Britain Reopen Embassy in Afghanistan?
The head of the defense committee of the British Parliament has said that his country should cooperate with the Taliban and reopen the British embassy in Kabul.
Tobias Ellwood, who recently returned from his trip to Afghanistan, in an article published in the British newspaper Telegraph, said that Afghanistan has made progress recently, implying “people’s satisfaction”.
He added that his point of view may not be pleasant for some, but in his opinion, the time has come to start negotiations with the Taliban.
Mr. Ellwood emphasized that these steps are vital to prevent Afghanistan from going to another stage of instability, terrorism and mass migration.
Mr. Ellwood has said that he is not seeking “whitewashing” and giving concessions to the Taliban, and that his brother was killed by “radical Islamists” in 2002.
He wrote: “I know that their policies will never align with our ideals. “But I have witnessed the unreported compromises that this war-weary nation is now willing to accept.”
In this article, he says that in order to improve the situation in Afghanistan, the West needs a more pragmatic strategy.
The rapid withdrawal of international forces from Afghanistan in the summer of 2021 allowed the Taliban to return to power. The Taliban government has banned girls from continuing their education in high school and university.

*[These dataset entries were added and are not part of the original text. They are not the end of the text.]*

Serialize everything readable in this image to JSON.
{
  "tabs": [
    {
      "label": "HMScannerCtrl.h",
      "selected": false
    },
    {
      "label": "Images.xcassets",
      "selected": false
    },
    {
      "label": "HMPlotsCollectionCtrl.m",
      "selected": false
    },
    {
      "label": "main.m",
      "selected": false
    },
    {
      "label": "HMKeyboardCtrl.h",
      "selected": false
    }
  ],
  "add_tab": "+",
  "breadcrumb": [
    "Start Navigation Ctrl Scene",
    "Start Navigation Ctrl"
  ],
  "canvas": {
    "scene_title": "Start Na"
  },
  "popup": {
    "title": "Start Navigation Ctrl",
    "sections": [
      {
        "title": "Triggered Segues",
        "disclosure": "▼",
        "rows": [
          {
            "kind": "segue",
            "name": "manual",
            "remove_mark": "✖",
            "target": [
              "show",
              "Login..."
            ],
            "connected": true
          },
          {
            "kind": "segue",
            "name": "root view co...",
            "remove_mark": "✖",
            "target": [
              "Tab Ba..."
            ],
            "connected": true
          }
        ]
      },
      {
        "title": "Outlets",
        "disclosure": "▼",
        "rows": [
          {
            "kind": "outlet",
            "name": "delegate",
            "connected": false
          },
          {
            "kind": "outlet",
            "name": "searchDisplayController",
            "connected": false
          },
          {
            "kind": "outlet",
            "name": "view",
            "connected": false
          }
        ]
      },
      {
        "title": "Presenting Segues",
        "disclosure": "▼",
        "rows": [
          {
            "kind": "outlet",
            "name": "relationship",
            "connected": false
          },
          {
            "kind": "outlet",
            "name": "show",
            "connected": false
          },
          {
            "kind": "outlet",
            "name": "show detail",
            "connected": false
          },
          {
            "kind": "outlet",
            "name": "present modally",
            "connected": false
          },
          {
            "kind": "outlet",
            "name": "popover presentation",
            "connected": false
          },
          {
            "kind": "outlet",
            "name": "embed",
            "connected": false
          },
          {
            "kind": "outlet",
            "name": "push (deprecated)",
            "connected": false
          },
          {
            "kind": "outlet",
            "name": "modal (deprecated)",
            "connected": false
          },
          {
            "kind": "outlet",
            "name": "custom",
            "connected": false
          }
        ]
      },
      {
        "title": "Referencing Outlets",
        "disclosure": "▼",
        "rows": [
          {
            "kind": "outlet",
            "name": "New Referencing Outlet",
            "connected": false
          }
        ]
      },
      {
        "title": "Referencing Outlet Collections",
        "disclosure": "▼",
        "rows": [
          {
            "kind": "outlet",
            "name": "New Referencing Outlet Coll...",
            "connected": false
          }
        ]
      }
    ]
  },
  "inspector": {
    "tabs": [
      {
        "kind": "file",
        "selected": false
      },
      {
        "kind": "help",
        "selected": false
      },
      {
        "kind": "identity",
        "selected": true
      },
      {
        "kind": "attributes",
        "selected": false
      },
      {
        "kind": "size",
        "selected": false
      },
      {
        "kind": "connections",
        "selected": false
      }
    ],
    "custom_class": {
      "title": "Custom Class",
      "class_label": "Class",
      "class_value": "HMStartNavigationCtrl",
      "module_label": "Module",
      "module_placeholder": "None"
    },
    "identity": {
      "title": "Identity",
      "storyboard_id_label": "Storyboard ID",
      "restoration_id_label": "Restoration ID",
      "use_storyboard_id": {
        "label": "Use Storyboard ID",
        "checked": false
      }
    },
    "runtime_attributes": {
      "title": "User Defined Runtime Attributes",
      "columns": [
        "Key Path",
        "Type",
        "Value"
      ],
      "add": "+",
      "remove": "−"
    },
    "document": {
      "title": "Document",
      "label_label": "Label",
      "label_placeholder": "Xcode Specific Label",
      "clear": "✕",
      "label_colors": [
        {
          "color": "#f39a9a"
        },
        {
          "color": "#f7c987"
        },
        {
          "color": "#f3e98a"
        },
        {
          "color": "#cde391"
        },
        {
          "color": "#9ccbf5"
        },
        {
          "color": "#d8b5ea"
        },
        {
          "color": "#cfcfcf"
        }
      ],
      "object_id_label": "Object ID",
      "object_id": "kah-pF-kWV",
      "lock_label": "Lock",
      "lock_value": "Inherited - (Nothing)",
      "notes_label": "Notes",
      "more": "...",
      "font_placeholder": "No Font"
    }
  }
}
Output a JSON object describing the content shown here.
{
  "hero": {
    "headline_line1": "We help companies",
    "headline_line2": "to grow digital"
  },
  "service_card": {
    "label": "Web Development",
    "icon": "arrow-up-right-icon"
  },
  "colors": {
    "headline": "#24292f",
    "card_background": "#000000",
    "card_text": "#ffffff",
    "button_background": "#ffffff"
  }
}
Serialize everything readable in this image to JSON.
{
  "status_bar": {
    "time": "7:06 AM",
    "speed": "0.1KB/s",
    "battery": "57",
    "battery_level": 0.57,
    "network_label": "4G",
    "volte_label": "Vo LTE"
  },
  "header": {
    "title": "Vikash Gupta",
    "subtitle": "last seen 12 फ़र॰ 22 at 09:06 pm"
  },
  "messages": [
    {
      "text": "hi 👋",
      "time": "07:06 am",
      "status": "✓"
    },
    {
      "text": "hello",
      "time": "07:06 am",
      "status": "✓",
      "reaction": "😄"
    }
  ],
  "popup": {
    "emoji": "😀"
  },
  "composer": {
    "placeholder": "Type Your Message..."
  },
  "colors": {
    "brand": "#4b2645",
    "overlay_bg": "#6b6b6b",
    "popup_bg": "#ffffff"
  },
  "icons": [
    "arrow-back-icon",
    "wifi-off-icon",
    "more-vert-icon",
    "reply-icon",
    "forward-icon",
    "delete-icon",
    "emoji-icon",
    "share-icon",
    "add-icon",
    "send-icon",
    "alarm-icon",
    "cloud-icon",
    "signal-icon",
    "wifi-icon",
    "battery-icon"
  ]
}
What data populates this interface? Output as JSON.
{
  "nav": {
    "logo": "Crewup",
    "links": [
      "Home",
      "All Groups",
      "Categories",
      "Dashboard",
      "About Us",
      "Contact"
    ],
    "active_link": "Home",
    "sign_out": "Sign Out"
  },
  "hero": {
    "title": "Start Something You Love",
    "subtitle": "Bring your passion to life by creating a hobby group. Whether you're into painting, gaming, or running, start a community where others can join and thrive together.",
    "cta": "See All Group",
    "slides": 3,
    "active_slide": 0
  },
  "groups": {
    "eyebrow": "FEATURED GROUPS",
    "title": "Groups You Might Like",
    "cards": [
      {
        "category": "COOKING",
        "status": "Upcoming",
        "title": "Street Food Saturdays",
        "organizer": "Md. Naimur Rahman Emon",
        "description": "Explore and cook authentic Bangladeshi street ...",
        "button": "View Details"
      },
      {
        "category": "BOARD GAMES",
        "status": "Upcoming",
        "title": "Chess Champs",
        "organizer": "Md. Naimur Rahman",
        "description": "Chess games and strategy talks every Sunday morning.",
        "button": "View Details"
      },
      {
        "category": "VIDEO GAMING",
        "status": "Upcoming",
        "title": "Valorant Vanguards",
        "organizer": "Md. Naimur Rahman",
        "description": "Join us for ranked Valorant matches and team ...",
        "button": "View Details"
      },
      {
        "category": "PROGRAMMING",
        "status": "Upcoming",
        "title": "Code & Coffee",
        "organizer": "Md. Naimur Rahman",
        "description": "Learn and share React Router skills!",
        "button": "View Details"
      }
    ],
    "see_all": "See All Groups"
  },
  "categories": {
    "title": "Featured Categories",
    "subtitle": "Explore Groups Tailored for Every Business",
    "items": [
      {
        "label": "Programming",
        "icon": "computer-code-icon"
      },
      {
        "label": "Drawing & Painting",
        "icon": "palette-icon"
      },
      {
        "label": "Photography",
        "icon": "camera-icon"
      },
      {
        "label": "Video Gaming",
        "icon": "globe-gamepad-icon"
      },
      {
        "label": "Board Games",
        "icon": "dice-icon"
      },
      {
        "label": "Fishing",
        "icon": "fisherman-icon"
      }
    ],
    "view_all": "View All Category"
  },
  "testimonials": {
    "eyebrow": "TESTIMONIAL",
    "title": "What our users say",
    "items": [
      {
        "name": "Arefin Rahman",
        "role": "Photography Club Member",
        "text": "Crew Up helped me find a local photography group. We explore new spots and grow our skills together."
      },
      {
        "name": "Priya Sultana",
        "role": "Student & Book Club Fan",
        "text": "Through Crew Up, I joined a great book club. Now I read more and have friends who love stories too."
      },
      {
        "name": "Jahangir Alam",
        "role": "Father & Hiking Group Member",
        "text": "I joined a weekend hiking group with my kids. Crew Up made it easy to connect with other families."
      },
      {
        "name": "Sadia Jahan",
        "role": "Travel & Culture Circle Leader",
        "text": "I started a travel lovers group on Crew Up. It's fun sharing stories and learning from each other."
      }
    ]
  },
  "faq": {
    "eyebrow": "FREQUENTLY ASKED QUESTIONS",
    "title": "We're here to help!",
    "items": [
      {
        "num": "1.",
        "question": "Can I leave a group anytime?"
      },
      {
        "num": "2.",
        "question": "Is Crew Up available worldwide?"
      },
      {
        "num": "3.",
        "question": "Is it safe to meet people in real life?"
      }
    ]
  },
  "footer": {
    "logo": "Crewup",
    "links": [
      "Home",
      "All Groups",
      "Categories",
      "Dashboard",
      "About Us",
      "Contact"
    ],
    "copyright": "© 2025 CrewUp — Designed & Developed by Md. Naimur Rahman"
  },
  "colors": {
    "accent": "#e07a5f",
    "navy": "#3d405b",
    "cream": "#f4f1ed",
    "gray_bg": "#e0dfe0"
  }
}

Since then, official diplomatic relations with Afghanistan and regular Western aid to the country have been suspended, and billions of dollars of Afghan assets abroad have been blocked.